“They say that I’m showing the wrong image for Iraqi women and I’m not respecting the religion,” says Ghandour. “Almost every actress I know here has problems with her family and her community … I believe the society here will never really open for women to be in the arts field.”
Sometimes, the backlash becomes overwhelming. “Hanaa is the person that I think of when I want to give up – because sometimes it’s just too much.”
Despite the challenges, Ghandour’s voice continues to surge over the noise of a patriarchal society too often bent on silencing women. “I have a stage and I’m using that because it’s so unfair the life we’re living here as women.”

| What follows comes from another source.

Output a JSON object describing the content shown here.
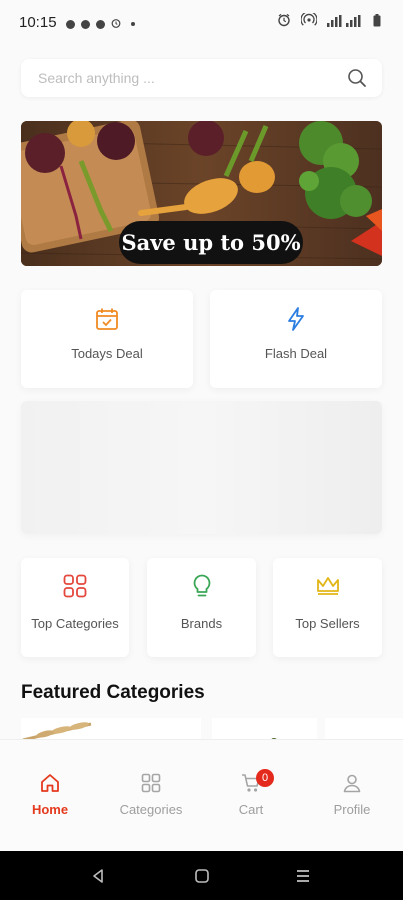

Both have expressed optimism and hope for Iraqi women, particularly since the October 2019 countrywide demonstrations, in which young men and women took to the streets together to demand the overthrow of the government.
I feel so inspired by a number of these young activists in Iraq. With their courage, they can make a change in our country.
A shift in gender dynamic followed the months of demonstrations, which saw men and women share living quarters, forge friendships and even fall in love under the banner of a common cause.
“I feel so inspired by a number of these young activists in Iraq,” says Edwar. “With their courage, they can make a change in our country.”
One of the key events of the months-long social uprising was the first-ever countrywide women’s march in February 2020, when the streets of Iraq’s cities filled with banners and chants as women of all ages demanded their rights. Ghandour, was there to document it.
She filmed the historic moment in the same way that she has been documenting her country and her city for a decade, intent on telling the story of her people.
After seven years far from home, there’s nowhere else Ghandour would rather be than on the warm, chaotic, streets of her Baghdad, battling her causes.
“It’s the energy it’s the life that I see, even in the times that Baghdad is full of death, at the same time it’s full of life.”